Congenital Heart Defects and Physical Activity

Updated:Sep 15,2011

Exercise Is for Everyone

Physical exercise has many benefits and should be a regular part of almost anyone's life. That includes most people with congenital heart disease. Research on patients with congenital heart disease, even complex disease, has shown that routine moderate exercise is safe and can be beneficial. That's why we recommend that almost all patients do some form of regular physical activity.

There are a few exceptions, so it's good to talk to your physician about your specific situation. Most physicians will advise caution to a patient with an enlarged aorta, which is the major artery in the body. An enlarged aorta can occur in people with Marfan syndrome, Turner syndrome, coarctation of the aorta, or a bicuspid aortic valve. There is no proven link between exercise and harmful outcome from an enlarged aorta, but many physicians feel that such patients shouldn't engage in strenuous exercise, particularly activity that involves straining or grunting like heavy weight lifting.

It's likely that for most patients, the benefits of exercise outweigh the perceived risks. Low-intensity activity is still preferred. If you have any questions about the appropriateness of exercise for you, talk to your doctor.

If you've been inactive for a long time and want to start a regular exercise routine, it's often wise to talk with your doctor about how to get started safely.

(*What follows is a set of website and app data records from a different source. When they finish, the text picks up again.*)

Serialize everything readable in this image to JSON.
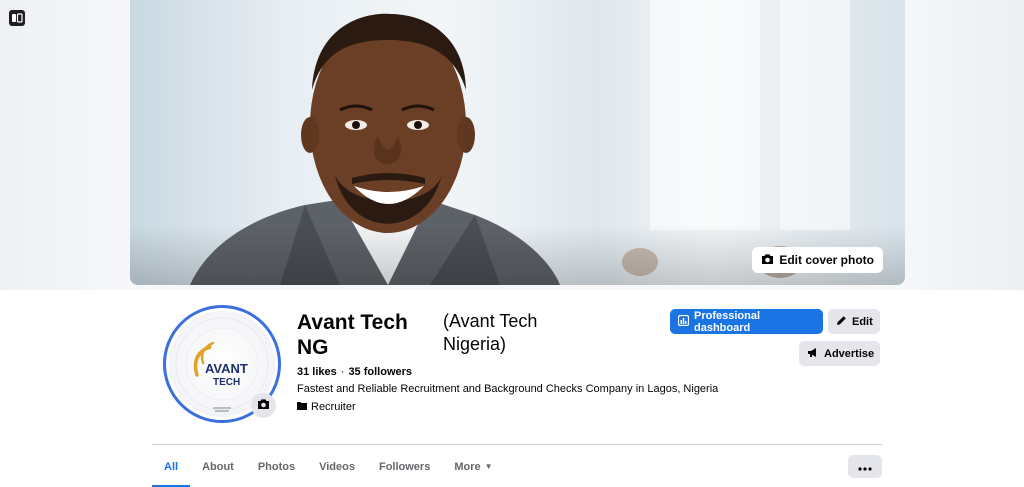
{
  "cover": {
    "edit_label": "Edit cover photo"
  },
  "profile": {
    "name": "Avant Tech NG",
    "alt_name": "(Avant Tech Nigeria)",
    "likes": "31 likes",
    "followers": "35 followers",
    "separator": "·",
    "bio": "Fastest and Reliable Recruitment and Background Checks Company in Lagos, Nigeria",
    "category": "Recruiter",
    "logo_line1": "AVANT",
    "logo_line2": "TECH"
  },
  "actions": {
    "dashboard": "Professional dashboard",
    "edit": "Edit",
    "advertise": "Advertise"
  },
  "tabs": [
    {
      "label": "All",
      "active": true
    },
    {
      "label": "About",
      "active": false
    },
    {
      "label": "Photos",
      "active": false
    },
    {
      "label": "Videos",
      "active": false
    },
    {
      "label": "Followers",
      "active": false
    },
    {
      "label": "More",
      "active": false
    }
  ],
  "colors": {
    "primary": "#1b74e4",
    "button_gray": "#e4e6eb",
    "avatar_ring": "#3b6fe0",
    "logo_accent": "#e0a428",
    "logo_navy": "#1f2f6b"
  }
}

Your doctor may recommend an exercise test which can provide you with guidelines for exercise.

What types and how much?

The best and safest types of exercise are "aerobic" activities. These increase the heart rate and make you breath heavily. Examples include brisk walking, swimming, biking, jogging, rowing, cross-country skiing, hiking or stair climbing. Team or court sports such as basketball, soccer, football, tennis, squash and volleyball are also aerobic activities.

A good rule of thumb is to increase your activity so you breathe hard and fast but can still carry on a conversation with someone. If you can speak in full sentences but still feel your heart pounding, you're likely benefiting from a safe level of activity.

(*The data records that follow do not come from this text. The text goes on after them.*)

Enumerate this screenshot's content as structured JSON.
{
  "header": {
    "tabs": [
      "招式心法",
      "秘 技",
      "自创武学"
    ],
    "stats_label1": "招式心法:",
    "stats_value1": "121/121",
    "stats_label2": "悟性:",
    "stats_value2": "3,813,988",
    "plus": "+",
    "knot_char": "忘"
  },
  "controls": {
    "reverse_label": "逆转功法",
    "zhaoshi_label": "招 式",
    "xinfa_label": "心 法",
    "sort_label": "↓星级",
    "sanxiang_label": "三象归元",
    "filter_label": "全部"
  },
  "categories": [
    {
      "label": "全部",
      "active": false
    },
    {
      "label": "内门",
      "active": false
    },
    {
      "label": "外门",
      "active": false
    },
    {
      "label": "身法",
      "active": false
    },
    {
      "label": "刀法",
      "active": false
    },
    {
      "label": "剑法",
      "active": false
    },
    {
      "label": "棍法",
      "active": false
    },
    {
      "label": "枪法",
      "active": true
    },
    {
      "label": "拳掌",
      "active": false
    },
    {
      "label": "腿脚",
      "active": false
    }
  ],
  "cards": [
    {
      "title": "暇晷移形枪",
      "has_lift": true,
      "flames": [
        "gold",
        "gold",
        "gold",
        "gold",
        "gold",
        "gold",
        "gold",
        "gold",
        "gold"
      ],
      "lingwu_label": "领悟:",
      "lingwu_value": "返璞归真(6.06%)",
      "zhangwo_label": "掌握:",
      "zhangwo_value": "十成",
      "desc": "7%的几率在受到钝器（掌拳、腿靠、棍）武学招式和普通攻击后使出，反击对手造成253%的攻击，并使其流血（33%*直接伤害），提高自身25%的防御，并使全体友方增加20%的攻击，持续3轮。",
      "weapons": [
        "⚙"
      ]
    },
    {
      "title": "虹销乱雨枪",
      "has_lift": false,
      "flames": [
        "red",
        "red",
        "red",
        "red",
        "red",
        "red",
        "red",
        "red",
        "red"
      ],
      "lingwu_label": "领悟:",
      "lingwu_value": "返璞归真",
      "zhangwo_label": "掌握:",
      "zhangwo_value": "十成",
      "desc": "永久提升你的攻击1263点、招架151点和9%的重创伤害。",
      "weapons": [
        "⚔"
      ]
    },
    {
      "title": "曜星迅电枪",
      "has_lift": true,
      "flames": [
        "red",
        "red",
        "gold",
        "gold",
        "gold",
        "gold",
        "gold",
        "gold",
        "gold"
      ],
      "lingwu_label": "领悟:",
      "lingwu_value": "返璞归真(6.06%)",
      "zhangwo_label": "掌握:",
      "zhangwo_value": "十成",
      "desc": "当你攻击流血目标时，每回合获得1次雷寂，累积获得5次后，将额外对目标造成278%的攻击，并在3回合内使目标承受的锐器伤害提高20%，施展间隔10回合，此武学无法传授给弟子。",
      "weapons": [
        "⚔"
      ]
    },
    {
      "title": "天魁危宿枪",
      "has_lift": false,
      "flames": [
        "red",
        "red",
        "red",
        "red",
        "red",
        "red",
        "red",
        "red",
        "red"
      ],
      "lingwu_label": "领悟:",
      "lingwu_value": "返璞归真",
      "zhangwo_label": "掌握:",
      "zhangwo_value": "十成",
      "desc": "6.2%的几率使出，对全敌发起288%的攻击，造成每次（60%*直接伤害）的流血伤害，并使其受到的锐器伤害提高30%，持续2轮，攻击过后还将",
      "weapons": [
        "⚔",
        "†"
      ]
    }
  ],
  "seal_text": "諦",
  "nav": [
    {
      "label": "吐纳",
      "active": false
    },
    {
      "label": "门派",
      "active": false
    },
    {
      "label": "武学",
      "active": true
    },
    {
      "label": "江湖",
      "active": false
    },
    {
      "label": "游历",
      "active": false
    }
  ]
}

Often patients are trained to check their heart rate during or immediately after activity. Their target heart rate is 70-80 percent of their predicted maximal heart rate (defined as 220 minus age).

It's best to avoid activities that cause grunting or straining (medically referred to as a "valsalva maneuver"). This happens when a person bears down against a closed throat to increase the strength of arm or abdominal muscles. There's often a tendency to do this when lifting heavy weights, doing sit-ups, push-ups or chin-ups, etc., but it may be harmful. Straining causes a sudden rise in blood pressure, which adds strain on the heart; it increases the pressure in the lungs, which can affect blood flow from the body into the lungs; and it often means there's more force on the chest wall, and many congenital heart patients have surgical scars in the chest that can be damaged, particularly in the first year after surgery.

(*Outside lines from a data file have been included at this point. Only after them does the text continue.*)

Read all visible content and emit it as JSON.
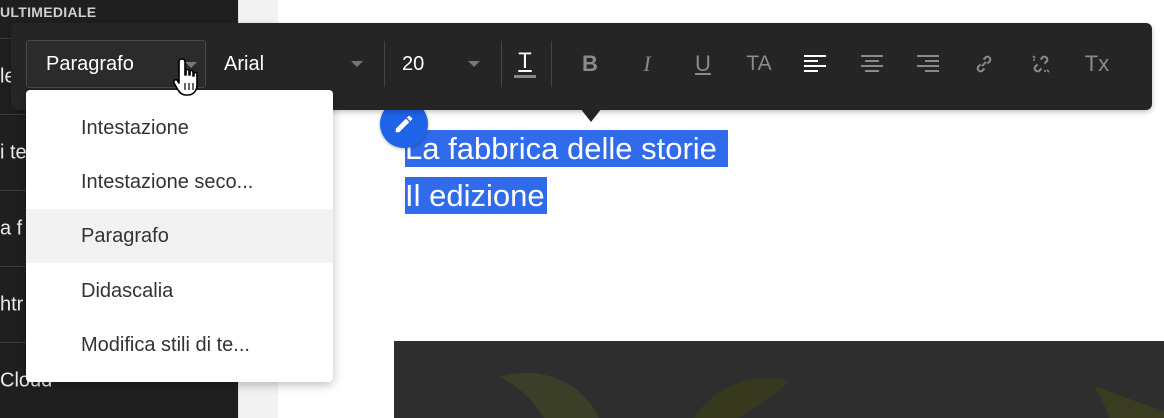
{
  "sidebar": {
    "section_title": "ULTIMEDIALE",
    "items": [
      {
        "label": "le"
      },
      {
        "label": "i te"
      },
      {
        "label": "a f"
      },
      {
        "label": "htr"
      },
      {
        "label": "Cloud"
      }
    ]
  },
  "toolbar": {
    "paragraph_style": "Paragrafo",
    "font_family": "Arial",
    "font_size": "20",
    "text_color_glyph": "T",
    "bold_glyph": "B",
    "italic_glyph": "I",
    "underline_glyph": "U",
    "text_case_glyph": "TA",
    "clear_format_glyph": "Tx",
    "icons": [
      "text-color-icon",
      "bold-icon",
      "italic-icon",
      "underline-icon",
      "text-case-icon",
      "align-left-icon",
      "align-center-icon",
      "align-right-icon",
      "link-icon",
      "unlink-icon",
      "clear-format-icon"
    ]
  },
  "style_menu": {
    "items": [
      {
        "label": "Intestazione",
        "active": false
      },
      {
        "label": "Intestazione seco...",
        "active": false
      },
      {
        "label": "Paragrafo",
        "active": true
      },
      {
        "label": "Didascalia",
        "active": false
      },
      {
        "label": "Modifica stili di te...",
        "active": false
      }
    ]
  },
  "canvas": {
    "selected_lines": [
      "La fabbrica delle storie ",
      "Il edizione"
    ]
  },
  "colors": {
    "selection": "#2f6bea",
    "edit_button": "#1f64e8",
    "toolbar_bg": "#252525"
  }
}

Intensely physical sports such as football, boxing or hockey may increase the chance for injury and unnecessary strain on the cardiovascular system.

Any amount of activity is better than none, and the more physically active a person is, the greater the anticipated cardiovascular benefit. Guidelines for the general population suggest at least 30 minutes of dedicated aerobic activity a day for five or more days a week. This is a good target for congenital heart patients too. If it seems like too much, start with a more modest goal and build from there.

Learn more about the benefits of physical activity and how to get started.